Reproduce the records below in their entirety, character for character.

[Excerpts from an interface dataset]
┌──
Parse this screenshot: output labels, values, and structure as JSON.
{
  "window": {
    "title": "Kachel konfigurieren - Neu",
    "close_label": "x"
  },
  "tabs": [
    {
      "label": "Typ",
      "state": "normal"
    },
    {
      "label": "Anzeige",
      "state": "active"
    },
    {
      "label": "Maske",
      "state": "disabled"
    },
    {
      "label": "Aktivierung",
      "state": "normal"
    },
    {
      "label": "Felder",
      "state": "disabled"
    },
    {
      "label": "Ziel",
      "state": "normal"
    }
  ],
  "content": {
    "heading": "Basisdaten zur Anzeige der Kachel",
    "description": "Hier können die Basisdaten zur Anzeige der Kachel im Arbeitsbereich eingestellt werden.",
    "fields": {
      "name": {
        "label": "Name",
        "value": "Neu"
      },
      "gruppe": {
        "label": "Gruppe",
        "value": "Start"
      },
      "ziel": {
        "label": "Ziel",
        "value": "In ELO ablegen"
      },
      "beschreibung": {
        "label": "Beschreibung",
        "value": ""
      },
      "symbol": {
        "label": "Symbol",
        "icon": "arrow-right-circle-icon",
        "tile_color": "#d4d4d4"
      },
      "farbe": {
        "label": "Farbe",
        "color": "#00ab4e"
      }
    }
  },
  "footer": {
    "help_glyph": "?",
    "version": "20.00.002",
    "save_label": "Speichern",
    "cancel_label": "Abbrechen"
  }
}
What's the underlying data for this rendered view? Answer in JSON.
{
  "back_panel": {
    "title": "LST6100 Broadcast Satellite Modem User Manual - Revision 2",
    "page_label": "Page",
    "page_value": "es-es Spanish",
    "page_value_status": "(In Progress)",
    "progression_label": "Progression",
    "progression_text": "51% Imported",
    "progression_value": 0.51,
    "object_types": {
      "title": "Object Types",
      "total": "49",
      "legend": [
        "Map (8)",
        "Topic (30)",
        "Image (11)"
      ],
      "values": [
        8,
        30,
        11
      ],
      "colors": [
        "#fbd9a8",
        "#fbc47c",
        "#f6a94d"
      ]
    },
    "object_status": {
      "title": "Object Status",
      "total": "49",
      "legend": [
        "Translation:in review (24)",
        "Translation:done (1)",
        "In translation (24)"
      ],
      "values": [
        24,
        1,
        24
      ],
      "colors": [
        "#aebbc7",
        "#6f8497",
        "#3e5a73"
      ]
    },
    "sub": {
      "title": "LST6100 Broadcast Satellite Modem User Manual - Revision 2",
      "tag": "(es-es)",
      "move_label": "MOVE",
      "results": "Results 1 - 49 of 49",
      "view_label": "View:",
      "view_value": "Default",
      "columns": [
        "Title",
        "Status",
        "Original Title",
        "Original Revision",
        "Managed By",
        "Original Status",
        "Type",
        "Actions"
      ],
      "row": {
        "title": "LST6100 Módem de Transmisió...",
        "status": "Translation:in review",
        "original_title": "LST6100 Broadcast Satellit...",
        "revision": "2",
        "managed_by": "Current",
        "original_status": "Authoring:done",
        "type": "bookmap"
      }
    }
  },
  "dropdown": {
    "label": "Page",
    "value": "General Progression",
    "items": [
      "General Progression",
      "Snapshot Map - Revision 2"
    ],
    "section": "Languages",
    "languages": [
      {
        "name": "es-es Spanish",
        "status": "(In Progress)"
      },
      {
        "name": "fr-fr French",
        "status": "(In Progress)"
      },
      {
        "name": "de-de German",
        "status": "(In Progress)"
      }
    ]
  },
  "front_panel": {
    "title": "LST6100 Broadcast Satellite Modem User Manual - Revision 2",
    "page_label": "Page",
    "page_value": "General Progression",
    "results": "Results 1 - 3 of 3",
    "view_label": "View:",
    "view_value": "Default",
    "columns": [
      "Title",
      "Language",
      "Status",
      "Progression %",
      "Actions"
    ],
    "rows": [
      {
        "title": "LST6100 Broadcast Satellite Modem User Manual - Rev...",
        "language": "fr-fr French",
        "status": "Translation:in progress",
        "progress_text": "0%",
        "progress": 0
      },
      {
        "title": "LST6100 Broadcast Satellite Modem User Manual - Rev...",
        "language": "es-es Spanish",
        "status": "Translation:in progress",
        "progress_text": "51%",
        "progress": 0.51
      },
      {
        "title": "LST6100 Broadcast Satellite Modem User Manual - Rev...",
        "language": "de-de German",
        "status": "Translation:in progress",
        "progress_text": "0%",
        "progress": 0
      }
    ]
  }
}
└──
Output below:
Parse this screenshot: output labels, values, and structure as JSON.
{
  "window": {
    "title": "Kachel konfigurieren - Neu",
    "close_label": "x"
  },
  "tabs": [
    {
      "label": "Typ",
      "state": "normal"
    },
    {
      "label": "Anzeige",
      "state": "active"
    },
    {
      "label": "Maske",
      "state": "disabled"
    },
    {
      "label": "Aktivierung",
      "state": "normal"
    },
    {
      "label": "Felder",
      "state": "disabled"
    },
    {
      "label": "Ziel",
      "state": "normal"
    }
  ],
  "content": {
    "heading": "Basisdaten zur Anzeige der Kachel",
    "description": "Hier können die Basisdaten zur Anzeige der Kachel im Arbeitsbereich eingestellt werden.",
    "fields": {
      "name": {
        "label": "Name",
        "value": "Neu"
      },
      "gruppe": {
        "label": "Gruppe",
        "value": "Start"
      },
      "ziel": {
        "label": "Ziel",
        "value": "In ELO ablegen"
      },
      "beschreibung": {
        "label": "Beschreibung",
        "value": ""
      },
      "symbol": {
        "label": "Symbol",
        "icon": "arrow-right-circle-icon",
        "tile_color": "#d4d4d4"
      },
      "farbe": {
        "label": "Farbe",
        "color": "#00ab4e"
      }
    }
  },
  "footer": {
    "help_glyph": "?",
    "version": "20.00.002",
    "save_label": "Speichern",
    "cancel_label": "Abbrechen"
  }
}
What's the underlying data for this rendered view? Answer in JSON.
{
  "back_panel": {
    "title": "LST6100 Broadcast Satellite Modem User Manual - Revision 2",
    "page_label": "Page",
    "page_value": "es-es Spanish",
    "page_value_status": "(In Progress)",
    "progression_label": "Progression",
    "progression_text": "51% Imported",
    "progression_value": 0.51,
    "object_types": {
      "title": "Object Types",
      "total": "49",
      "legend": [
        "Map (8)",
        "Topic (30)",
        "Image (11)"
      ],
      "values": [
        8,
        30,
        11
      ],
      "colors": [
        "#fbd9a8",
        "#fbc47c",
        "#f6a94d"
      ]
    },
    "object_status": {
      "title": "Object Status",
      "total": "49",
      "legend": [
        "Translation:in review (24)",
        "Translation:done (1)",
        "In translation (24)"
      ],
      "values": [
        24,
        1,
        24
      ],
      "colors": [
        "#aebbc7",
        "#6f8497",
        "#3e5a73"
      ]
    },
    "sub": {
      "title": "LST6100 Broadcast Satellite Modem User Manual - Revision 2",
      "tag": "(es-es)",
      "move_label": "MOVE",
      "results": "Results 1 - 49 of 49",
      "view_label": "View:",
      "view_value": "Default",
      "columns": [
        "Title",
        "Status",
        "Original Title",
        "Original Revision",
        "Managed By",
        "Original Status",
        "Type",
        "Actions"
      ],
      "row": {
        "title": "LST6100 Módem de Transmisió...",
        "status": "Translation:in review",
        "original_title": "LST6100 Broadcast Satellit...",
        "revision": "2",
        "managed_by": "Current",
        "original_status": "Authoring:done",
        "type": "bookmap"
      }
    }
  },
  "dropdown": {
    "label": "Page",
    "value": "General Progression",
    "items": [
      "General Progression",
      "Snapshot Map - Revision 2"
    ],
    "section": "Languages",
    "languages": [
      {
        "name": "es-es Spanish",
        "status": "(In Progress)"
      },
      {
        "name": "fr-fr French",
        "status": "(In Progress)"
      },
      {
        "name": "de-de German",
        "status": "(In Progress)"
      }
    ]
  },
  "front_panel": {
    "title": "LST6100 Broadcast Satellite Modem User Manual - Revision 2",
    "page_label": "Page",
    "page_value": "General Progression",
    "results": "Results 1 - 3 of 3",
    "view_label": "View:",
    "view_value": "Default",
    "columns": [
      "Title",
      "Language",
      "Status",
      "Progression %",
      "Actions"
    ],
    "rows": [
      {
        "title": "LST6100 Broadcast Satellite Modem User Manual - Rev...",
        "language": "fr-fr French",
        "status": "Translation:in progress",
        "progress_text": "0%",
        "progress": 0
      },
      {
        "title": "LST6100 Broadcast Satellite Modem User Manual - Rev...",
        "language": "es-es Spanish",
        "status": "Translation:in progress",
        "progress_text": "51%",
        "progress": 0.51
      },
      {
        "title": "LST6100 Broadcast Satellite Modem User Manual - Rev...",
        "language": "de-de German",
        "status": "Translation:in progress",
        "progress_text": "0%",
        "progress": 0
      }
    ]
  }
}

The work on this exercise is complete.